*Task objective*
Each entry below has to be written out again without any change.

(Page and application data records)
------------------------
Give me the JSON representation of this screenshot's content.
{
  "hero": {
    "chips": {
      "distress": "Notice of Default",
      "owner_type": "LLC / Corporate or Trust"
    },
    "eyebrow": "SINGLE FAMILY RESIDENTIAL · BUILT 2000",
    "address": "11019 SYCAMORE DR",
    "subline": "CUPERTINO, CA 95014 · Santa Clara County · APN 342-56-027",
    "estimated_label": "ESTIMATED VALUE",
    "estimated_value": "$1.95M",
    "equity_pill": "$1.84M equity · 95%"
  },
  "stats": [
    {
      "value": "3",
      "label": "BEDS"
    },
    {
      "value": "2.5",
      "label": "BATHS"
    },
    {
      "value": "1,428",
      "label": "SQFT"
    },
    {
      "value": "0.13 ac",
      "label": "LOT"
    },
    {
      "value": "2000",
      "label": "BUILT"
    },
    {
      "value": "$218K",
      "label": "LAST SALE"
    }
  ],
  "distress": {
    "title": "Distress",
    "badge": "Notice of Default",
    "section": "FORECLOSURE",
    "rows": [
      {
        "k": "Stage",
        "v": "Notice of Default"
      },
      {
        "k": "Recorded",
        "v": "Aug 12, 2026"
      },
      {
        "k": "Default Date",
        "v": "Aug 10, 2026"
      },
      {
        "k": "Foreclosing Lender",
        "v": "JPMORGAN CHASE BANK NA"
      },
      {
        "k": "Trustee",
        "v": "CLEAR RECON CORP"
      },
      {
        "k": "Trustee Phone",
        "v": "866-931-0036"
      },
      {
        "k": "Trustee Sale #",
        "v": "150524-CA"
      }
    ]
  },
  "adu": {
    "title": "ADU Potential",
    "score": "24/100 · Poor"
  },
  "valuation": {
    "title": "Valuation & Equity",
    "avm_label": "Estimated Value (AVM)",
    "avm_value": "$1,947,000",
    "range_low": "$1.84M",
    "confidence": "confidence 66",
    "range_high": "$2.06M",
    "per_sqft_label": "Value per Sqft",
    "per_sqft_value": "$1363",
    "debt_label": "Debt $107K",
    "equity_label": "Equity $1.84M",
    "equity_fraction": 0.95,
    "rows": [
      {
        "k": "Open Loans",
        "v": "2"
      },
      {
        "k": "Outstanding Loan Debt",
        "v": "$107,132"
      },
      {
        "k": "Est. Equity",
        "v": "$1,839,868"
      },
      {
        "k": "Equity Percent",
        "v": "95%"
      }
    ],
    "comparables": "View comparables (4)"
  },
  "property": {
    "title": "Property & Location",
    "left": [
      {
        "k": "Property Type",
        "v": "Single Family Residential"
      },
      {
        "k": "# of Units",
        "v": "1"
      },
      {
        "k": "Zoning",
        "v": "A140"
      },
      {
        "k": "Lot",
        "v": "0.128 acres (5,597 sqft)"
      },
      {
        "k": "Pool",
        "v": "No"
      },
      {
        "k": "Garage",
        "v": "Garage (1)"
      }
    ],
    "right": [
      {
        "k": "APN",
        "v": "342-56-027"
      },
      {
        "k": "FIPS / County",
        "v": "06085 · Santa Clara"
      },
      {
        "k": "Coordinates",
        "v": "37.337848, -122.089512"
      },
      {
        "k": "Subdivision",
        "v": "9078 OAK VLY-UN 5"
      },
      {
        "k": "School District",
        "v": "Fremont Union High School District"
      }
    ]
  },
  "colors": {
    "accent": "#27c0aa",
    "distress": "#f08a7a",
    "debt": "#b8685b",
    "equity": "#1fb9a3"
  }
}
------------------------
*Result*
Give me the JSON representation of this screenshot's content.
{
  "hero": {
    "chips": {
      "distress": "Notice of Default",
      "owner_type": "LLC / Corporate or Trust"
    },
    "eyebrow": "SINGLE FAMILY RESIDENTIAL · BUILT 2000",
    "address": "11019 SYCAMORE DR",
    "subline": "CUPERTINO, CA 95014 · Santa Clara County · APN 342-56-027",
    "estimated_label": "ESTIMATED VALUE",
    "estimated_value": "$1.95M",
    "equity_pill": "$1.84M equity · 95%"
  },
  "stats": [
    {
      "value": "3",
      "label": "BEDS"
    },
    {
      "value": "2.5",
      "label": "BATHS"
    },
    {
      "value": "1,428",
      "label": "SQFT"
    },
    {
      "value": "0.13 ac",
      "label": "LOT"
    },
    {
      "value": "2000",
      "label": "BUILT"
    },
    {
      "value": "$218K",
      "label": "LAST SALE"
    }
  ],
  "distress": {
    "title": "Distress",
    "badge": "Notice of Default",
    "section": "FORECLOSURE",
    "rows": [
      {
        "k": "Stage",
        "v": "Notice of Default"
      },
      {
        "k": "Recorded",
        "v": "Aug 12, 2026"
      },
      {
        "k": "Default Date",
        "v": "Aug 10, 2026"
      },
      {
        "k": "Foreclosing Lender",
        "v": "JPMORGAN CHASE BANK NA"
      },
      {
        "k": "Trustee",
        "v": "CLEAR RECON CORP"
      },
      {
        "k": "Trustee Phone",
        "v": "866-931-0036"
      },
      {
        "k": "Trustee Sale #",
        "v": "150524-CA"
      }
    ]
  },
  "adu": {
    "title": "ADU Potential",
    "score": "24/100 · Poor"
  },
  "valuation": {
    "title": "Valuation & Equity",
    "avm_label": "Estimated Value (AVM)",
    "avm_value": "$1,947,000",
    "range_low": "$1.84M",
    "confidence": "confidence 66",
    "range_high": "$2.06M",
    "per_sqft_label": "Value per Sqft",
    "per_sqft_value": "$1363",
    "debt_label": "Debt $107K",
    "equity_label": "Equity $1.84M",
    "equity_fraction": 0.95,
    "rows": [
      {
        "k": "Open Loans",
        "v": "2"
      },
      {
        "k": "Outstanding Loan Debt",
        "v": "$107,132"
      },
      {
        "k": "Est. Equity",
        "v": "$1,839,868"
      },
      {
        "k": "Equity Percent",
        "v": "95%"
      }
    ],
    "comparables": "View comparables (4)"
  },
  "property": {
    "title": "Property & Location",
    "left": [
      {
        "k": "Property Type",
        "v": "Single Family Residential"
      },
      {
        "k": "# of Units",
        "v": "1"
      },
      {
        "k": "Zoning",
        "v": "A140"
      },
      {
        "k": "Lot",
        "v": "0.128 acres (5,597 sqft)"
      },
      {
        "k": "Pool",
        "v": "No"
      },
      {
        "k": "Garage",
        "v": "Garage (1)"
      }
    ],
    "right": [
      {
        "k": "APN",
        "v": "342-56-027"
      },
      {
        "k": "FIPS / County",
        "v": "06085 · Santa Clara"
      },
      {
        "k": "Coordinates",
        "v": "37.337848, -122.089512"
      },
      {
        "k": "Subdivision",
        "v": "9078 OAK VLY-UN 5"
      },
      {
        "k": "School District",
        "v": "Fremont Union High School District"
      }
    ]
  },
  "colors": {
    "accent": "#27c0aa",
    "distress": "#f08a7a",
    "debt": "#b8685b",
    "equity": "#1fb9a3"
  }
}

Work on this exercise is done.